This locksmith company in Scotland was established in 1851 and offers services to the general public as well as the corporate world. It was bought by the current directors in 2009.
One of the directors had 22 years experience as a locksmith whilst the other brought with him experience as an electrician, so that the company could expand its services to installing and maintaining alarm systems as well as door entry systems. The standards of the workforce are very high and aim to keep the customers happy at all times.
The company started to experience cashflow problems in 2013 due to the recession and the person in charge of ordering was not cutting orders back accordingly. Turnover also reduced having lost a large contract.
In the early part of 2013, the company went through a voluntary redundancy process. Two members of staff were made redundant which cut overheads considerably.
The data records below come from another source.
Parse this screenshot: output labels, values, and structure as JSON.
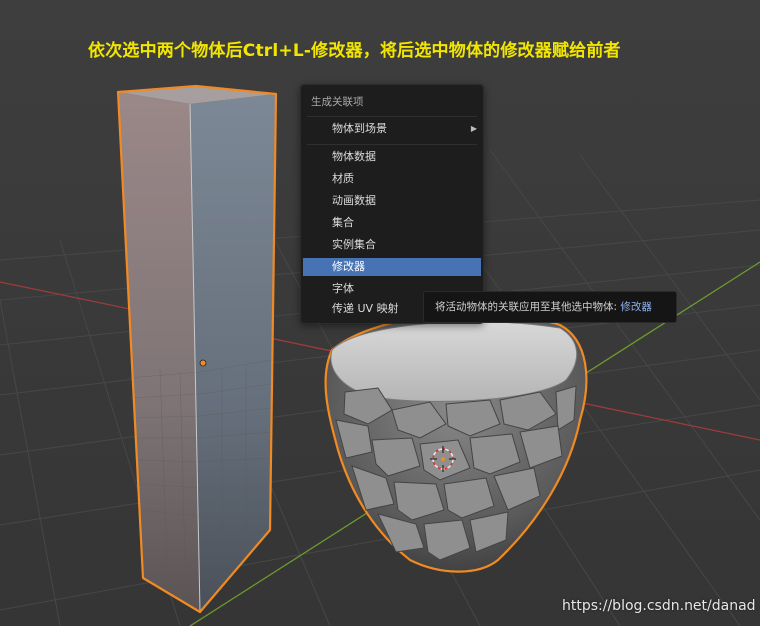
{
  "annotation": "依次选中两个物体后Ctrl+L-修改器，将后选中物体的修改器赋给前者",
  "menu": {
    "title": "生成关联项",
    "submenu_item": "物体到场景",
    "items": [
      "物体数据",
      "材质",
      "动画数据",
      "集合",
      "实例集合",
      "修改器",
      "字体",
      "传递 UV 映射"
    ],
    "active_item": "修改器"
  },
  "tooltip": {
    "text": "将活动物体的关联应用至其他选中物体: ",
    "highlight": "修改器"
  },
  "watermark": "https://blog.csdn.net/danad",
  "colors": {
    "annotation": "#f2e600",
    "selection_outline": "#f08a24",
    "menu_highlight": "#4772b3",
    "x_axis": "#9e3b3b",
    "y_axis": "#6d9a2c",
    "background": "#3d3d3d"
  }
}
Further costs were reduced as the company shopped around for insurances instead of automatically renewing existing contracts.
However, the directors realised they needed to take further action as cutting costs alone wasn't going to resolve the issue.
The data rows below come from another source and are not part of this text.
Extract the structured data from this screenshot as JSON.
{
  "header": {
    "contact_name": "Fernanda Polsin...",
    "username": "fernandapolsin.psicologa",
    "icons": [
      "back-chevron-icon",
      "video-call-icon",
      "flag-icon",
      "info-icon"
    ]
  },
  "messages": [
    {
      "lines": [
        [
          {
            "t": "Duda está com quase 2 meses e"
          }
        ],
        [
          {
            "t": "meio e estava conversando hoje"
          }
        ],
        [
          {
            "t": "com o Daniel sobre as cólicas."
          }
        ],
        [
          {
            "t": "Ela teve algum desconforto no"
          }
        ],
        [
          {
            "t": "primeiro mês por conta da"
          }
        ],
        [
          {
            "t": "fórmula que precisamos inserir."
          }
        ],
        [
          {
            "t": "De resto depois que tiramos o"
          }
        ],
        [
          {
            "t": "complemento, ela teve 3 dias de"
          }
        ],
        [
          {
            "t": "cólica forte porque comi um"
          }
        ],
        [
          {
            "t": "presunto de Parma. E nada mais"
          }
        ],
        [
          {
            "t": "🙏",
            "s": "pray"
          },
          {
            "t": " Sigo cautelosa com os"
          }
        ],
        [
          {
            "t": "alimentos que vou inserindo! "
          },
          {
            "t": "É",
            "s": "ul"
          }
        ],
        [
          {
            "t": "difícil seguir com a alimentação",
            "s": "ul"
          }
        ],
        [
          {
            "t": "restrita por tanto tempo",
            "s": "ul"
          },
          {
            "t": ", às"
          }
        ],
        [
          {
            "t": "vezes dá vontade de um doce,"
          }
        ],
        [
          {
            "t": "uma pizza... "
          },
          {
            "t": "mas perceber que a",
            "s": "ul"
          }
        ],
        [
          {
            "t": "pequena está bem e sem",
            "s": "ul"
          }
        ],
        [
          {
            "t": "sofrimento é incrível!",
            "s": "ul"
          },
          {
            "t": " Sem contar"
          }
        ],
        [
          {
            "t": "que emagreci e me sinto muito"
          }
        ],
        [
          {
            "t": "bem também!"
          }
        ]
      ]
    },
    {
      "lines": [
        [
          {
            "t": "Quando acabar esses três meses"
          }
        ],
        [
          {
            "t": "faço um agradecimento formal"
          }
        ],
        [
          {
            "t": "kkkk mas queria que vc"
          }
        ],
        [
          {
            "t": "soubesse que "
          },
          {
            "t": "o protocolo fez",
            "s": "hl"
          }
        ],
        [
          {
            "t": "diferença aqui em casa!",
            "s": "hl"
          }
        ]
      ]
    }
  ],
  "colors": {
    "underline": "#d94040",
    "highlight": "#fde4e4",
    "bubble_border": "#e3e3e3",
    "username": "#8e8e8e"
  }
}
KSA were approached towards the end of 2013 by the directors with regards to proposing a CVA. The proposal offered 57p in £1 as opposed to 0p in £1 in a terminal insolvency scenario. The CVA was accepted early in 2014.
The company is now installing more door entry systems as the business becomes more advanced. Through word of mouth from existing satisfied customers, more new customers have been secured.
Categories: CVA, What is a CVA or Company voluntary arrangement?